• Contract your abdominal muscles, lift your chest, and relax your shoulders. Then lower your tailbone toward the floor as though you were sitting down on a chair. Find your balance — most of your weight should be toward your heels.
• Take a deep breath in and then exhale, pushing into your legs to rise to a standing position.

Tailor or Cobbler Pose
This position can help open your pelvis and loosen your hip joints in preparation for birth. It can also improve your posture and ease tension in your lower back.
• Sit up straight against a wall with the soles of your feet touching each other (sit on a folded towel if that's more comfortable for you).
• Gently press your knees down and away from each other, but don't force them.
• Stay in this position for as long as you're comfortable.

Remember to start slowly and work at your own level for each exercise.
In addition to the well-known benefit of relieving urinary incontinence in pregnant women, regular pelvic exercises (also known as Kegel exercises) make them less likely to have a prolonged second stage of labor (pushing stage), according to a study in the British Medical Journal (2004;329:378–80). Pelvic exercises consist of alternately squeezing and relaxing the muscles of the pelvic floor, as when stopping and starting the flow of urine.

Following the first stage of labor, characterized by contractions that lead to increasing dilation of the cervix (the opening of the uterus), the second, or active, pushing stage, ends with the birth of the baby. (The placenta is delivered in the third stage and the fourth stage is the recovery phase during which the mother’s condition stabilizes.)

Women who have a prolonged second stage of labor are more likely to damage the tissues around the birth canal and to need an episiotomy (a surgical cut into the vagina and surrounding tissues to facilitate delivery). 

They are also more likely to bleed excessively after the birth and to need a Cesarean section to deliver the baby.

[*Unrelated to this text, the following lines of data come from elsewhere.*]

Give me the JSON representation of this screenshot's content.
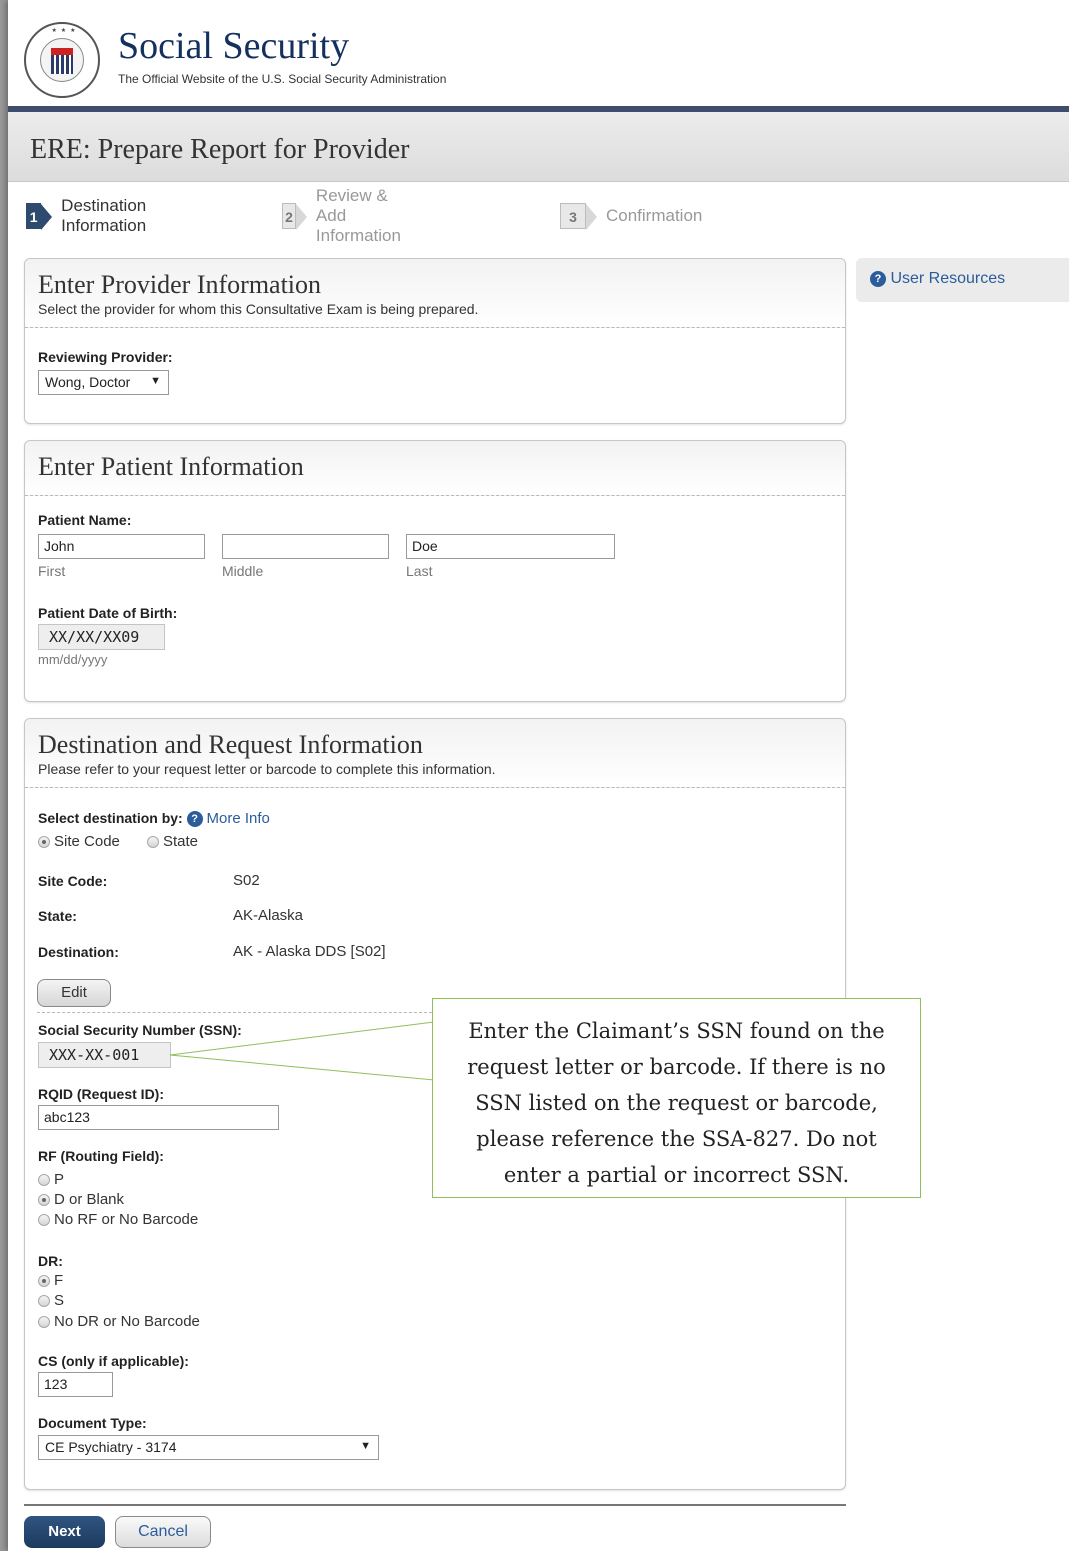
{
  "header": {
    "brand_title": "Social Security",
    "brand_subtitle": "The Official Website of the U.S. Social Security Administration",
    "seal_icon": "ssa-seal-icon"
  },
  "page_title": "ERE: Prepare Report for Provider",
  "steps": [
    {
      "number": "1",
      "label": "Destination Information",
      "active": true
    },
    {
      "number": "2",
      "label": "Review & Add Information",
      "active": false
    },
    {
      "number": "3",
      "label": "Confirmation",
      "active": false
    }
  ],
  "sidebar": {
    "user_resources": "User Resources"
  },
  "provider_panel": {
    "title": "Enter Provider Information",
    "subtitle": "Select the provider for whom this Consultative Exam is being prepared.",
    "reviewing_provider_label": "Reviewing Provider:",
    "reviewing_provider_value": "Wong, Doctor"
  },
  "patient_panel": {
    "title": "Enter Patient Information",
    "name_label": "Patient Name:",
    "first_value": "John",
    "middle_value": "",
    "last_value": "Doe",
    "first_hint": "First",
    "middle_hint": "Middle",
    "last_hint": "Last",
    "dob_label": "Patient Date of Birth:",
    "dob_value": "XX/XX/XX09",
    "dob_hint": "mm/dd/yyyy"
  },
  "destination_panel": {
    "title": "Destination and Request Information",
    "subtitle": "Please refer to your request letter or barcode to complete this information.",
    "select_by_label": "Select destination by:",
    "more_info": "More Info",
    "option_site_code": "Site Code",
    "option_state": "State",
    "site_code_label": "Site Code:",
    "site_code_value": "S02",
    "state_label": "State:",
    "state_value": "AK-Alaska",
    "destination_label": "Destination:",
    "destination_value": "AK - Alaska DDS [S02]",
    "edit_button": "Edit",
    "ssn_label": "Social Security Number (SSN):",
    "ssn_value": "XXX-XX-001",
    "rqid_label": "RQID (Request ID):",
    "rqid_value": "abc123",
    "rf_label": "RF (Routing Field):",
    "rf_options": [
      "P",
      "D or Blank",
      "No RF or No Barcode"
    ],
    "rf_selected": "D or Blank",
    "dr_label": "DR:",
    "dr_options": [
      "F",
      "S",
      "No DR or No Barcode"
    ],
    "dr_selected": "F",
    "cs_label": "CS (only if applicable):",
    "cs_value": "123",
    "doc_type_label": "Document Type:",
    "doc_type_value": "CE Psychiatry - 3174"
  },
  "callout": {
    "text": "Enter the Claimant’s SSN found on the request letter or barcode.  If there is no SSN listed on the request or barcode, please reference the SSA-827.  Do not enter a partial or incorrect SSN."
  },
  "footer": {
    "next_button": "Next",
    "cancel_button": "Cancel"
  },
  "colors": {
    "navy": "#2e4a6e",
    "link_blue": "#2a5d9a",
    "callout_border": "#8fbf5a"
  }
}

The goal of the new study was to determine the effect of pelvic-floor-strengthening exercises on labor in 301 pregnant women. The women were assigned to either a pelvic-exercise-training group or a control group.

The women in the exercise group trained with an exercise therapist for 60 minutes one time per week for 12 weeks between the twentieth and thirty-sixth weeks of pregnancy.

The women were also encouraged to perform 8 to 12 intensive pelvic muscle contractions two times per day at home during this period. The control group was not given pelvic exercise instruction, but was not discouraged from doing the exercises.

The duration of the second stage of labor and the number of prolonged second stage labors were recorded. Women in the pelvic-exercise-training group were far less likely to have a prolonged second stage of labor (lasting more than 60 minutes) than women in the control group.

The new study provides more evidence of the benefit of pelvic-exercise training in pregnant women. Pelvic-floor exercises also increase circulation to the area, and may help speed healing time and decrease pain after delivery.

Previous studies have shown that these exercises also improve urinary incontinence, which occurs when the muscles in the pelvic area become stretched during pregnancy, losing much of their strength and elasticity, and providing less support for the uterus and bladder.